As described above, according to the present invention, there is provided a sound-field production apparatus including a direct-sound-generating means for generating a direct sound from a sound signal supplied to the direct-sound-generating means, and a reflected-sound-generating means for generating a sound serving as a substitute for a sound obtained as a result of reflection of the direct sound at a level lower than the direct sound with a timing lagging behind the direct sound from the sound signal supplied to the reflected-sound-generating means.

Thus, in addition to the conventional reverberation, the produced sound field exhibits an effect of broadening an audio image toward a space behind a display or monitor screen almost resembling an effect aimed at by a movie producer in production of a movie. As a result, it is possible to produce an impressive and real sound field like that produced in a movie theater.

Furthermore, in accordance with the present invention, in addition to a first speaker for outputting the direct sound, there is also provided a second speaker for outputting a sound serving as a substitute for a sound obtained as a result of reflection of the direct sound from a signal obtained as a result of processing carried out by a signal-delaying means and a level-adjusting means. It is thus possible to arouse a feeling of a seemingly farther position of a sound source in a direction toward the first speaker and to produce a real sound field like that produced in a movie theater.

In addition, in accordance with the present invention, a sound serving as a substitute for a sound obtained from a place behind the listener as a result of reflection of the direct sound generated by the first speaker is also added to the direct signal to arouse an even stronger feeling of a seemingly farther position of a sound source in a direction toward the first speaker.

Moreover, in accordance with the present invention, a sound signal obtained as a result of processing carried out by a signal-delaying means and a level-adjusting means is supplied to a pair of mutually adjacent second speakers sandwiching the first speaker for generating the direct sound. As a result, a natural feeling of a seemingly farther position of a sound source in a direction to the first speaker can be aroused without causing a unique special feeling of frequency response, making it possible to produce a real sound field like that produced in a movie theater.
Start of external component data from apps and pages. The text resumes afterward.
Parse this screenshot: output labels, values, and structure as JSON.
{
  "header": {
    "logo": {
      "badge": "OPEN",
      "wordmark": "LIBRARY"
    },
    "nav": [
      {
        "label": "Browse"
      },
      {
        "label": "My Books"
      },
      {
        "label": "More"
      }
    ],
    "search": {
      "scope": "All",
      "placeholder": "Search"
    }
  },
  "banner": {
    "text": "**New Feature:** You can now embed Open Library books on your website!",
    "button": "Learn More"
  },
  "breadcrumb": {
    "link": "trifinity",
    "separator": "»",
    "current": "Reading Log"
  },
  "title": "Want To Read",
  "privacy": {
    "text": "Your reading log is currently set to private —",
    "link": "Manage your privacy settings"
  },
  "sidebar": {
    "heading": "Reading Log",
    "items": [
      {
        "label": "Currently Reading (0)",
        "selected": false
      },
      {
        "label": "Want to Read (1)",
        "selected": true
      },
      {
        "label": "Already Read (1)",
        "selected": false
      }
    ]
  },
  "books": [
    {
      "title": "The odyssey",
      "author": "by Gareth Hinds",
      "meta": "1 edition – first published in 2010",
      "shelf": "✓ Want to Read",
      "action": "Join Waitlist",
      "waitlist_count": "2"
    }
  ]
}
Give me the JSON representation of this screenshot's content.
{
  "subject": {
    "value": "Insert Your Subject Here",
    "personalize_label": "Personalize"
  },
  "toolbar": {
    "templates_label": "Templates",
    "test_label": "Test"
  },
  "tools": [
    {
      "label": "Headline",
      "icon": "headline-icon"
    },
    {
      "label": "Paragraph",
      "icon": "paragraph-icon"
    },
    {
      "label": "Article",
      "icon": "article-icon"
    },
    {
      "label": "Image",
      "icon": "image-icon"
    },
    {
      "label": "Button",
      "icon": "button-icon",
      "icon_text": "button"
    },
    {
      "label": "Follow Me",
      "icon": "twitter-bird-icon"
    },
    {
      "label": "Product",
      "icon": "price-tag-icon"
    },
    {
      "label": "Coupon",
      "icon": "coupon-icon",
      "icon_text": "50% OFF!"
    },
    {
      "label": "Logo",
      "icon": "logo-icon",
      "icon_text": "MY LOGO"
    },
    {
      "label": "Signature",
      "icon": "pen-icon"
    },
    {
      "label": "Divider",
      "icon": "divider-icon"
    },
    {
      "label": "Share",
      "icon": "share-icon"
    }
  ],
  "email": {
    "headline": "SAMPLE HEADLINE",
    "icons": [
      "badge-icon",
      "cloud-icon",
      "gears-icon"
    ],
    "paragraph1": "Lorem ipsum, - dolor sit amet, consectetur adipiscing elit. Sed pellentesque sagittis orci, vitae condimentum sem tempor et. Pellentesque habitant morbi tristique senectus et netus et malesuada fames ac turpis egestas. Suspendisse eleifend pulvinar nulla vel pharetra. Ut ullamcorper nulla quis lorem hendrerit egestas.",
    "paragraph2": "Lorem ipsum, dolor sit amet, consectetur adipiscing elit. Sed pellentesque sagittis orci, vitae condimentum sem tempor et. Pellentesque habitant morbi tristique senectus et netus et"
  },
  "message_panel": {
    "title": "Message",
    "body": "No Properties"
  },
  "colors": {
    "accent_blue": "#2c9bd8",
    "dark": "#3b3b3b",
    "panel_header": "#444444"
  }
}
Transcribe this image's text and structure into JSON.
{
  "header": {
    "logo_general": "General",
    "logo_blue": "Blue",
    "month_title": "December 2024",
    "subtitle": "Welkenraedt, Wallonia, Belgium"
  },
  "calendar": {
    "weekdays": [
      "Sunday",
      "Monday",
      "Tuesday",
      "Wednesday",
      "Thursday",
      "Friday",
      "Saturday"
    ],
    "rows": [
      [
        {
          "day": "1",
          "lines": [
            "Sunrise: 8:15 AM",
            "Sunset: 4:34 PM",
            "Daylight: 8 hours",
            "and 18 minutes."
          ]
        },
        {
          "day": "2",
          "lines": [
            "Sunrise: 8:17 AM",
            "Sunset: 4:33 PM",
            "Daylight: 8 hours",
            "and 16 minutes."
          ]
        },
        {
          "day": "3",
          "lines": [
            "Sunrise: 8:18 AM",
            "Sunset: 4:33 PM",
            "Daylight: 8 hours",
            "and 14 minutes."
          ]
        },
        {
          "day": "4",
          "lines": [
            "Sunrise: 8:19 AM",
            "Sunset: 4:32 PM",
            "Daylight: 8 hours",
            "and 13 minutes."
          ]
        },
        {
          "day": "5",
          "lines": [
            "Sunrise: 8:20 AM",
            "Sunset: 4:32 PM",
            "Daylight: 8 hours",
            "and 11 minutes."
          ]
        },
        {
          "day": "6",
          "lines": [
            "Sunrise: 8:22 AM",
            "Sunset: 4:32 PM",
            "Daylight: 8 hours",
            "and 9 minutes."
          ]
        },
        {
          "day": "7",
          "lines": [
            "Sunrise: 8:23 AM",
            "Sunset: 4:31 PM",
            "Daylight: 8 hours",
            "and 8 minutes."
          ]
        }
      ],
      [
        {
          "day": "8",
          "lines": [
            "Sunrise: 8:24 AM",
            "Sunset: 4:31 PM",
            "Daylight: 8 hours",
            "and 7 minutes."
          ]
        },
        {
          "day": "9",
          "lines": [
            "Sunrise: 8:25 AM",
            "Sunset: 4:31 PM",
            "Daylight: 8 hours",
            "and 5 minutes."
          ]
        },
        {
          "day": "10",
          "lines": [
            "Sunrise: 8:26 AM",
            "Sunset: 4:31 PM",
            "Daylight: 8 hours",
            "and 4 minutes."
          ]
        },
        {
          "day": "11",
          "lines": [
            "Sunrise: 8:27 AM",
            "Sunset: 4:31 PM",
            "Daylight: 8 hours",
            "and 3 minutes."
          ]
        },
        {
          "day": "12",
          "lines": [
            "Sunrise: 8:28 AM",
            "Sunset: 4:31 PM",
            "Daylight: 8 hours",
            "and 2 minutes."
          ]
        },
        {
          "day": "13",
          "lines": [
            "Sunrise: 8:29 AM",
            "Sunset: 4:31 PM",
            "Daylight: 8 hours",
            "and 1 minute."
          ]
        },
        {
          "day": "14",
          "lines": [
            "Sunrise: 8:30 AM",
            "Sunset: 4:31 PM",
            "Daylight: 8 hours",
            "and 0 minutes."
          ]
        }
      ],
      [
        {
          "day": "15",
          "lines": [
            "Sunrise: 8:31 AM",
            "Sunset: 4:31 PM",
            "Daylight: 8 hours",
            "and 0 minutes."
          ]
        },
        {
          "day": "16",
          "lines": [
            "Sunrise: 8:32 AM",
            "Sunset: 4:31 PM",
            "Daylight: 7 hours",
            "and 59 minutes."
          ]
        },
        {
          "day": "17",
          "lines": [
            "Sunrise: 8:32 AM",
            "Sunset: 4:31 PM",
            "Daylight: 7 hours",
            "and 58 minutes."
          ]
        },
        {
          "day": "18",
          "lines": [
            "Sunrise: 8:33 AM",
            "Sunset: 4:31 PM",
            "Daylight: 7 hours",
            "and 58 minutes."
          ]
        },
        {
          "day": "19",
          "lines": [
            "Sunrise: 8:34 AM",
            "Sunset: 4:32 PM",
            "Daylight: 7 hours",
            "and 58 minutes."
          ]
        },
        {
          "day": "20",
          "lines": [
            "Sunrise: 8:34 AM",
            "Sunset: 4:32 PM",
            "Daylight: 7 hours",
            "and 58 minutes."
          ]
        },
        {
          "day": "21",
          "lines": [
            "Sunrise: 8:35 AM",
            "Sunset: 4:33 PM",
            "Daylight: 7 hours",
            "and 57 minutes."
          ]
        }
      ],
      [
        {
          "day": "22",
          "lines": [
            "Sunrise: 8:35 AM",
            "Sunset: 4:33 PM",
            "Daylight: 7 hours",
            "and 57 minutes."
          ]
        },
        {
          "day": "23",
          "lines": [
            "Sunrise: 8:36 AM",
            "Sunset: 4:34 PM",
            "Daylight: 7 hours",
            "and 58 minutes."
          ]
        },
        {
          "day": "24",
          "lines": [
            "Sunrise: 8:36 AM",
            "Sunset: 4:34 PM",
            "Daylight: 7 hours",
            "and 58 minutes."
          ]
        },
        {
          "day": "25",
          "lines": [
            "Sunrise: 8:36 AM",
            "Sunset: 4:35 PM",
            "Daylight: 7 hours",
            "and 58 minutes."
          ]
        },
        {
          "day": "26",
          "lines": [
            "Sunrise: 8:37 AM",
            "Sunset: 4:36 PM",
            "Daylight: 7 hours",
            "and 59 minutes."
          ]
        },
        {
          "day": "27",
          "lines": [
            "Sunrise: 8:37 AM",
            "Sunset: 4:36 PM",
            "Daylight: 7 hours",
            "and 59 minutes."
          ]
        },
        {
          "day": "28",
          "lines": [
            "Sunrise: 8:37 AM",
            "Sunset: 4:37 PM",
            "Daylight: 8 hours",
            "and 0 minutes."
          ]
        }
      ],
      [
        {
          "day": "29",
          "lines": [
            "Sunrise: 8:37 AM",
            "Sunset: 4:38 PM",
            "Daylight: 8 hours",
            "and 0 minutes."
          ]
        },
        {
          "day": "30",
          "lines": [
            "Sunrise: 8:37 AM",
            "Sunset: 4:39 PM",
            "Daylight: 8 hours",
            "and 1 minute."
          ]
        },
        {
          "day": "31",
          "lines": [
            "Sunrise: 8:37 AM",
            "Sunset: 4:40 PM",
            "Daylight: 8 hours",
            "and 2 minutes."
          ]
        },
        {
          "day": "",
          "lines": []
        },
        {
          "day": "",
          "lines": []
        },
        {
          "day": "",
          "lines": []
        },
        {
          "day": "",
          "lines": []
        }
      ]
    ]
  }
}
Patent Citations
Cited PatentFiling datePublication dateApplicantTitle
US5241604 *Jan 15, 1991Aug 31, 1993Kabushiki Kaisha ToshibaSound effect apparatus
US5999630 *Nov 9, 1995Dec 7, 1999Yamaha CorporationSound image and sound field controlling device
Referenced by
Citing PatentFiling datePublication dateApplicantTitle
US7397923Jun 1, 2004Jul 8, 2008Yamaha CorporationArray speaker system
US7519187Jun 2, 2004Apr 14, 2009Yamaha CorporationArray speaker system
Classifications
U.S. Classification381/63, 381/61, 84/630
International ClassificationG10K11/20, H04S7/00, G10K15/00, H04S3/02, H04S1/00
Cooperative ClassificationH04S7/305, H04S3/02
European ClassificationH04S7/30G, H04S3/02
Legal Events
DateCodeEventDescription
Sep 21, 2011FPAYFee payment
Year of fee payment: 8
Sep 26, 2007FPAYFee payment
Year of fee payment: 4
Dec 26, 2000ASAssignment
Owner name: SONY CORPORATION, JAPAN
Free format text: ASSIGNMENT OF ASSIGNORS INTEREST;ASSIGNORS:KANAI, TAKASHI;YORITATE, MASATAKI;MASUDA, HIROSHI;REEL/FRAME:011396/0196;SIGNING DATES FROM 20001127 TO 20001214
Owner name: SONY CORPORATION 7-35 KITSHINAGAWA 6-CHOMESHINAGAW
Free format text: ASSIGNMENT OF ASSIGNORS INTEREST;ASSIGNORS:KANAI, TAKASHI /AR;REEL/FRAME:011396/0196;SIGNING DATES FROM 20001127 TO 20001214